# Basic Projective Geometry Question

Can someone help me to see why any two points in $\mathbb P^1$ are linearly equivalent as divisors? If this is true, how come two points on a smooth projective cubic curve are not linearly equivalent?

Linear equivalence means there is a rational function such that one of the points is a pole (of order 1) and the other is a zero (of order 1). For a smooth projective curve, we may think of a rational function as a map to $\mathbb{P}^1$. So the question is: if I give you two points $z_0, z_1$ of $\mathbb{P}^1$, can you find a map with $z_0 \mapsto \infty$ and $z_1 \mapsto 0$, such that these are the only preimages of $\infty$ and $0$? The answer is yes. Send $$z \mapsto \frac{z - z_1}{z-z_0}.$$
Now why can't you do this on a higher genus curve (like an elliptic curve)? Well, for many reasons. The key point is that such a map would have to be an isomorphism; indeed, its degree is 1 (as there is only one point over $0$ and it is unramified there, by definition of multiplicity), so the extension of function fields is trivial. But it can't be an isomorphism because isomorphism preserves genus.
If $a$ and $b$ are points corresponding to the divisors $[a]$ and $[b]$, the rational function $f(z) = (z - a)/(z - b)$ has divisor $(f) = [a] - [b]$.
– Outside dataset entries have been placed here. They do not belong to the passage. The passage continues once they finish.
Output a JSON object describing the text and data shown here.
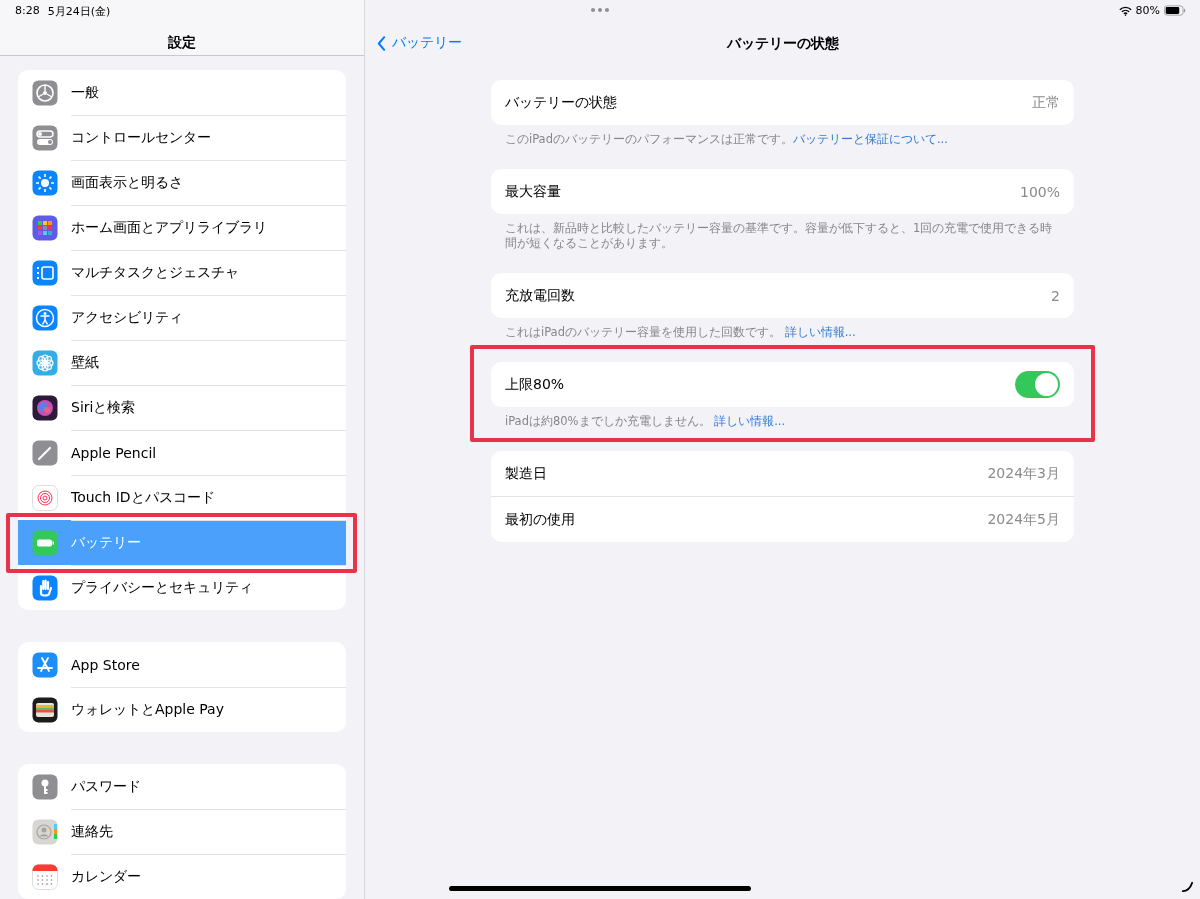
{
  "status_bar": {
    "time": "8:28",
    "date": "5月24日(金)",
    "battery_text": "80%"
  },
  "sidebar": {
    "title": "設定",
    "groups": [
      {
        "items": [
          {
            "label": "一般",
            "selected": false,
            "annotated": false
          },
          {
            "label": "コントロールセンター",
            "selected": false,
            "annotated": false
          },
          {
            "label": "画面表示と明るさ",
            "selected": false,
            "annotated": false
          },
          {
            "label": "ホーム画面とアプリライブラリ",
            "selected": false,
            "annotated": false
          },
          {
            "label": "マルチタスクとジェスチャ",
            "selected": false,
            "annotated": false
          },
          {
            "label": "アクセシビリティ",
            "selected": false,
            "annotated": false
          },
          {
            "label": "壁紙",
            "selected": false,
            "annotated": false
          },
          {
            "label": "Siriと検索",
            "selected": false,
            "annotated": false
          },
          {
            "label": "Apple Pencil",
            "selected": false,
            "annotated": false
          },
          {
            "label": "Touch IDとパスコード",
            "selected": false,
            "annotated": false
          },
          {
            "label": "バッテリー",
            "selected": true,
            "annotated": true
          },
          {
            "label": "プライバシーとセキュリティ",
            "selected": false,
            "annotated": false
          }
        ]
      },
      {
        "items": [
          {
            "label": "App Store",
            "selected": false,
            "annotated": false
          },
          {
            "label": "ウォレットとApple Pay",
            "selected": false,
            "annotated": false
          }
        ]
      },
      {
        "items": [
          {
            "label": "パスワード",
            "selected": false,
            "annotated": false
          },
          {
            "label": "連絡先",
            "selected": false,
            "annotated": false
          },
          {
            "label": "カレンダー",
            "selected": false,
            "annotated": false
          }
        ]
      }
    ]
  },
  "detail": {
    "back_label": "バッテリー",
    "title": "バッテリーの状態",
    "sections": [
      {
        "kind": "value",
        "annotated": false,
        "rows": [
          {
            "label": "バッテリーの状態",
            "value": "正常"
          }
        ],
        "footer": {
          "text": "このiPadのバッテリーのパフォーマンスは正常です。",
          "link": "バッテリーと保証について..."
        }
      },
      {
        "kind": "value",
        "annotated": false,
        "rows": [
          {
            "label": "最大容量",
            "value": "100%"
          }
        ],
        "footer": {
          "text": "これは、新品時と比較したバッテリー容量の基準です。容量が低下すると、1回の充電で使用できる時間が短くなることがあります。"
        }
      },
      {
        "kind": "value",
        "annotated": false,
        "rows": [
          {
            "label": "充放電回数",
            "value": "2"
          }
        ],
        "footer": {
          "text": "これはiPadのバッテリー容量を使用した回数です。 ",
          "link": "詳しい情報..."
        }
      },
      {
        "kind": "toggle",
        "annotated": true,
        "label": "上限80%",
        "on": true,
        "footer": {
          "text": "iPadは約80%までしか充電しません。 ",
          "link": "詳しい情報..."
        }
      },
      {
        "kind": "value",
        "annotated": false,
        "rows": [
          {
            "label": "製造日",
            "value": "2024年3月"
          },
          {
            "label": "最初の使用",
            "value": "2024年5月"
          }
        ]
      }
    ]
  }
}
If $a \neq b$ were linearly equivalent points of a cubic, and if $(f) = [a] - [b]$, there would exist a rational function $f$ with a simple zero at $a$ and a simple pole at $b$. This is impossible by the residue theorem; the sum of the residues of a meromorphic function on a compact curve is zero.